    (v) Wound inducible Nicotiana tabacum Cyp7 Linthorst et al., 1993 a59 b60

    Cyp8 Nicotiana rustica Lidgett et al., 199561

    (vi) Hypersensitive Nicotiana tabacum Cysteine proteases Heath 200062


    (vi i) GLC starvation Zea mays CCPI Chevalier et al., 199563

    (viii) Nitrogen Oryza sativa OsEP3A Ho et al., 200043


    (ix) Pathogen attack Lycopersicon LCYP-2 Linthorst et al., 1993 a59;b60

    esculentum Rcr3 Kruger et aI., 2002 64

    Senescence (i)Leaf senescence Zea mays ZMS sel Griffiths et ai., 199765 ;

    Arabidopsis SAG 2 Hensel et al., 199366

    SAG 12 Lohman et al., 1994 67 RD21 Drake et al., 199668

    Yamada et al., 2001 69

    Lycopersicum esculentum

    Brassica napus LSC790 Buchanan and Ainsworth, 199770

    Vigna unguiculata Srivallii et al., 2001 71

    Sweet potato SPG31 Chen et al., 200272

    Nicotiana tobacum NTCP-23 Veda et al., 200073

    Lolium multiflorum Seel Li et al., 200074

    (ii) Flower and ovary Pisum sativum tpp Granell et al., 199275

    senescence TPE4A Cercos et al., 1999 44

    Hemerocallis spp. SEN 11 Guerrero et al., 199876

    Phalaenopsis sp. 0141 Nadeau et al., 199677

    Dianthus DC-CPl Sugawara et al. 200278


    Alstroemia ALSCYPI Wagstaff et al. 200279

    Programmed cell death Zinea elegans Minami and Fukuda, 199580

    (PCD) Ye and Varner, 199681

    Brinjal Xu and Chye, 199982

    Brassica napus Bn CysPI Wan et al. 200283 ; Arabidopsis XCPl Funk et al. 2002


    thaliana Lycopersicum TDI-65 Harrak et al. 2001 56

    esculentum Caspases Lam and del Pozo 200085

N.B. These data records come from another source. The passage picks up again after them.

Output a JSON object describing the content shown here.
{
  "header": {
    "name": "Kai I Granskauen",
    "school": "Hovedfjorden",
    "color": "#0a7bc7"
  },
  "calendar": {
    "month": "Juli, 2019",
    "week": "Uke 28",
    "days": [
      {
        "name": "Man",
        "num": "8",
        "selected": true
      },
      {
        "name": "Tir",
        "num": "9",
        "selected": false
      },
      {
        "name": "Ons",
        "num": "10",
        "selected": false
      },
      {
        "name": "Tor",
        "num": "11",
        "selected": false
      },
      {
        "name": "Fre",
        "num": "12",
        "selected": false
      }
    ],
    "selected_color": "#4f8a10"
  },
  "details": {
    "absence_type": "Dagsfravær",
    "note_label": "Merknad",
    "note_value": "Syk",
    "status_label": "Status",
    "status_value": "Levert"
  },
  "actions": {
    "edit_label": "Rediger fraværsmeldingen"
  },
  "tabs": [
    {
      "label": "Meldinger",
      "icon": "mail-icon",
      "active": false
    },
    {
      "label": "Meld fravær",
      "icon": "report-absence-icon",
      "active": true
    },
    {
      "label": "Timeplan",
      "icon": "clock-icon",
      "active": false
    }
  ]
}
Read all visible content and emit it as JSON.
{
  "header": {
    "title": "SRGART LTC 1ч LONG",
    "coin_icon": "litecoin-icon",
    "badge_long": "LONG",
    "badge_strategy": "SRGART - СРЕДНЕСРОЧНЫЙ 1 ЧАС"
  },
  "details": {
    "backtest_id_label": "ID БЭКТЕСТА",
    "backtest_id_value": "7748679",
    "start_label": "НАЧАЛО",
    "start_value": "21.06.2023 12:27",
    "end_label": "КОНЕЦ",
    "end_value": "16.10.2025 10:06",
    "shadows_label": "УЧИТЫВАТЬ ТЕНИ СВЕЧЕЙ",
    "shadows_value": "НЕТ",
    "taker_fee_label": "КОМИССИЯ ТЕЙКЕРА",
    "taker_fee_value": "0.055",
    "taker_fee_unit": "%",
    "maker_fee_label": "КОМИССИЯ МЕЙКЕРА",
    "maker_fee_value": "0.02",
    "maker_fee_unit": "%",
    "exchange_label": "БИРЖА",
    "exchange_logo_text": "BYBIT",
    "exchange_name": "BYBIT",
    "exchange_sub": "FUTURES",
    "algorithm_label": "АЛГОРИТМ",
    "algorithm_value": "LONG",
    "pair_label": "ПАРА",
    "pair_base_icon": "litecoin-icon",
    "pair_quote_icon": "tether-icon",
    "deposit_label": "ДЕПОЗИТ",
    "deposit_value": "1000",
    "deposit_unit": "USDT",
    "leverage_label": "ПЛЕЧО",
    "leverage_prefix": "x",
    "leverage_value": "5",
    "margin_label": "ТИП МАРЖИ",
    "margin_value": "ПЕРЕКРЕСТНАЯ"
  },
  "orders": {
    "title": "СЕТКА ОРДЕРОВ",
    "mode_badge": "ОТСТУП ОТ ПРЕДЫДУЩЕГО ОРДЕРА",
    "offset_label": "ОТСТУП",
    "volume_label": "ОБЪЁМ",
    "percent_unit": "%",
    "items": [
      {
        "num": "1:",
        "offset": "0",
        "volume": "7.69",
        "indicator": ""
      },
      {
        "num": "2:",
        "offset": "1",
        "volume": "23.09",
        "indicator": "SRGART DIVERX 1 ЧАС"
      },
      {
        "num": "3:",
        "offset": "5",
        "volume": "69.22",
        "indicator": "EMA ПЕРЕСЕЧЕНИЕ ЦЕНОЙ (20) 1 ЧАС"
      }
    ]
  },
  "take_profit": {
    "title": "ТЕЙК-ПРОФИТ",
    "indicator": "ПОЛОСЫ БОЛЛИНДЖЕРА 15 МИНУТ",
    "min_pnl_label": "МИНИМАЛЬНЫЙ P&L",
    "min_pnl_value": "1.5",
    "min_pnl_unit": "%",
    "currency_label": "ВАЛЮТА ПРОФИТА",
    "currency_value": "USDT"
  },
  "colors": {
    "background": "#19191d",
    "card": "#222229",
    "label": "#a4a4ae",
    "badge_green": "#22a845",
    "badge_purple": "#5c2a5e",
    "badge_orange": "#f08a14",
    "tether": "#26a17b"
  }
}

    Caspases De Jong et al. 200086

    Caspases Elbaz et al. 200287

    Castor bean Schmid et al. 199988

    Circadian rhythms Nicotiana tobacum NTCP-23 Veda et al. 200073

    Linthorst et al. 1993a59



    Table l-(Contd)

    Predicted roles Plant Example

    Leaf development Carica papaya PLBPc13

    Metabolism Zea mays CCP 1

    Nodulation Alnus glutinosa AgNOD-CPI Pisum sativum Ps Cypl Pisum sativum CypI5a Pisum sativum CyPI5a Vicia hirsuta Cyp15a Me